### What is needed:
Nothing but a number should be returned: the count of lines in the records that contain "JSON".

Component data from apps and pages:

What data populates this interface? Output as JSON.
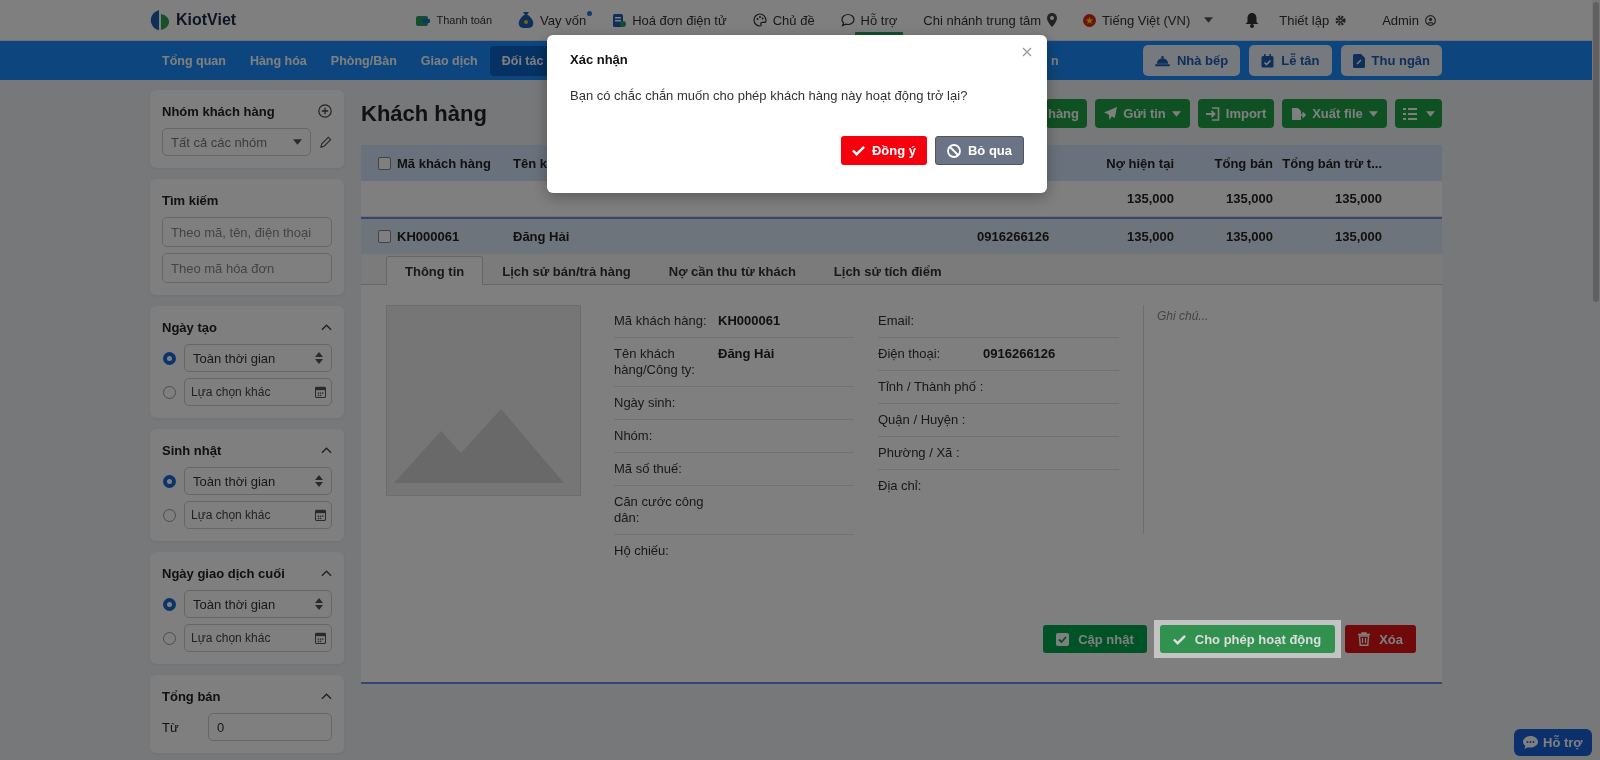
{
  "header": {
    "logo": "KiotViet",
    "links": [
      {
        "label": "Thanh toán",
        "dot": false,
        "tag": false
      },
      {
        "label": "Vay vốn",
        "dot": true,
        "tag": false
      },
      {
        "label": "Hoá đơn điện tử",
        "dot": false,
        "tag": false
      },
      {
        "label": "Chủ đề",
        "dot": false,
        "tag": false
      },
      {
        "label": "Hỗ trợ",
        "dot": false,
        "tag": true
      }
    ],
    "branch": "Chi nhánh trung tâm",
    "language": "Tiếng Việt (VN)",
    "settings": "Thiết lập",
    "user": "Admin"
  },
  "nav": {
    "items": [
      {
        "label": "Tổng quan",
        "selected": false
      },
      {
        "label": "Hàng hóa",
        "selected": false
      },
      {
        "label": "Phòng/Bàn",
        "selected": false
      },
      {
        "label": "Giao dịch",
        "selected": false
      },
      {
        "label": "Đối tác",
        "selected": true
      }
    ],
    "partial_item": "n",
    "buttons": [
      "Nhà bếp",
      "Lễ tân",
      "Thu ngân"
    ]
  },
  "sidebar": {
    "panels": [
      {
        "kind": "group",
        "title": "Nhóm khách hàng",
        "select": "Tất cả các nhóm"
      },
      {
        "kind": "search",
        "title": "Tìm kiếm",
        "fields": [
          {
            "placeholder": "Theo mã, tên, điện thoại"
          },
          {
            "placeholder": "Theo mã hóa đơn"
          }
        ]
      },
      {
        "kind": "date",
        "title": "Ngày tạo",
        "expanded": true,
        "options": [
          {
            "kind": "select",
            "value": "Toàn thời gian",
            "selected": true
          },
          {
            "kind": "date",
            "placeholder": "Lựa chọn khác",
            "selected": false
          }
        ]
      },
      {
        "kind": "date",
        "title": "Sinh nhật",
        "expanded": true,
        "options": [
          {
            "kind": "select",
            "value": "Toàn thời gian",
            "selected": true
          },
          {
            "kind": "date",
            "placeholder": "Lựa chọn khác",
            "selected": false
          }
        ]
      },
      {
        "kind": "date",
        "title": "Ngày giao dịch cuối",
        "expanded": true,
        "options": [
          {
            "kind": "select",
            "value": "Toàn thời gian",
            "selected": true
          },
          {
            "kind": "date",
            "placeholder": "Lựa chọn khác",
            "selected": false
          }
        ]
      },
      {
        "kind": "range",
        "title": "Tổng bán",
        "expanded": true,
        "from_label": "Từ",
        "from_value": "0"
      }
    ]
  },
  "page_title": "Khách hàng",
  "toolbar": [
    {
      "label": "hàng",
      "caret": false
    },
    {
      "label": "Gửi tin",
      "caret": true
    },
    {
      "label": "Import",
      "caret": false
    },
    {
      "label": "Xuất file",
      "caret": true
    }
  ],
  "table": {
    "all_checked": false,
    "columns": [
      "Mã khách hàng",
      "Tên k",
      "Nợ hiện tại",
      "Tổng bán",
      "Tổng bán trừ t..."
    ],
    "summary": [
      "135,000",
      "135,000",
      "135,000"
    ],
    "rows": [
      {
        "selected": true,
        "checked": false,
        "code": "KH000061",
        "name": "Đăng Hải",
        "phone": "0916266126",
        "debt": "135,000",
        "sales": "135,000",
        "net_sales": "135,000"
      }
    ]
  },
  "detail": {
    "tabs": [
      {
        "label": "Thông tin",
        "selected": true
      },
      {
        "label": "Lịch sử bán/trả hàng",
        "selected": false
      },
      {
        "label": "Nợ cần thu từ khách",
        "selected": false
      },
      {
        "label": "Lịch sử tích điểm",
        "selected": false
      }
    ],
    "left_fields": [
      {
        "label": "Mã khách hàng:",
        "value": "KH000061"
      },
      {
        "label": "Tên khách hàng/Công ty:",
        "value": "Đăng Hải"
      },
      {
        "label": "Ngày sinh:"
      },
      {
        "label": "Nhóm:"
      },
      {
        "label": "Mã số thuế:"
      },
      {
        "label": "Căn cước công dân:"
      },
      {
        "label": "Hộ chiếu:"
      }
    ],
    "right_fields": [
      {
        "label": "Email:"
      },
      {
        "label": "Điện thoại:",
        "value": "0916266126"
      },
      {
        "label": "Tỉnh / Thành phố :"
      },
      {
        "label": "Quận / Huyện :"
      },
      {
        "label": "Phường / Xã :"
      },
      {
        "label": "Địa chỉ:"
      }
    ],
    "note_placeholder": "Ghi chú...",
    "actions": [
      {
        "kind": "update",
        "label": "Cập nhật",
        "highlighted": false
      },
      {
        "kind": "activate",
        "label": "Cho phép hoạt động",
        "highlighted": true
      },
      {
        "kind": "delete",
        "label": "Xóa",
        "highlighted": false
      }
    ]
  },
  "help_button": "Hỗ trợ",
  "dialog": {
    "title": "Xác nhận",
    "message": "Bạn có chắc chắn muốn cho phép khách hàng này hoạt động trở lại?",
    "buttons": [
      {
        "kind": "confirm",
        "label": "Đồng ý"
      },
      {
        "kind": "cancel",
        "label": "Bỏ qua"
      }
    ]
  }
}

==

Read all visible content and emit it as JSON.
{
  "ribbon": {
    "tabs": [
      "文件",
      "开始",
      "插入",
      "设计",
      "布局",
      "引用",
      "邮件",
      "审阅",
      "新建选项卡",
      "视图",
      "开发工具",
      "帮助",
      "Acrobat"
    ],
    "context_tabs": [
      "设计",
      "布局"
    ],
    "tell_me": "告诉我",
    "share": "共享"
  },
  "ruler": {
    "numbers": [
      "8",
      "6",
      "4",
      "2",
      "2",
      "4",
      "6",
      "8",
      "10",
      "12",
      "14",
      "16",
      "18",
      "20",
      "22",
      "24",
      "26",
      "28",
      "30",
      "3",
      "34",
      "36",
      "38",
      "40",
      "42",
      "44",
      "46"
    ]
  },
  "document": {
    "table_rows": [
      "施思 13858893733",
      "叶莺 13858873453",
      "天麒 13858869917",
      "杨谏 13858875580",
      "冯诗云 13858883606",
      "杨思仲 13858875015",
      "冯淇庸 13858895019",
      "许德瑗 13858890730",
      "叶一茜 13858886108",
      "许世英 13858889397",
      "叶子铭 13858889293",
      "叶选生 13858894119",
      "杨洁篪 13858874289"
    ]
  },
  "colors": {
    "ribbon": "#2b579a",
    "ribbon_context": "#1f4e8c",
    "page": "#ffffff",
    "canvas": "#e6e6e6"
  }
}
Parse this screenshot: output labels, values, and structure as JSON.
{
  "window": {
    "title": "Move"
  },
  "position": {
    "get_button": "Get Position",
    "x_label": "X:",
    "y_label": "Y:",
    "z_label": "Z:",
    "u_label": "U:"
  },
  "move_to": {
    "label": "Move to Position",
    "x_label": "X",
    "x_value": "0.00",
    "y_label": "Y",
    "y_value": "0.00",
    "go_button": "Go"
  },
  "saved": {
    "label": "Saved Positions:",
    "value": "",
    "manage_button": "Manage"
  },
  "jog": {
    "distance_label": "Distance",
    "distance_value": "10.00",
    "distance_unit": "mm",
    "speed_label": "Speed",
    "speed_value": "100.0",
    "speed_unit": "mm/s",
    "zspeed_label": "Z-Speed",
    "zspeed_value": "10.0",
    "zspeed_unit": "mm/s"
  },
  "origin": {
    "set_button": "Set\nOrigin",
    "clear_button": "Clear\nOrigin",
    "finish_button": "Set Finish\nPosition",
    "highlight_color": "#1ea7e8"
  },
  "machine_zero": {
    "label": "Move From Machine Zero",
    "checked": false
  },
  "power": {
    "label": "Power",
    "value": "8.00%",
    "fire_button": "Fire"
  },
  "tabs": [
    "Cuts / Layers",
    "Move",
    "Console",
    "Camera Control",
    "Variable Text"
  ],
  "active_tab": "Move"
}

### Response to the task:
3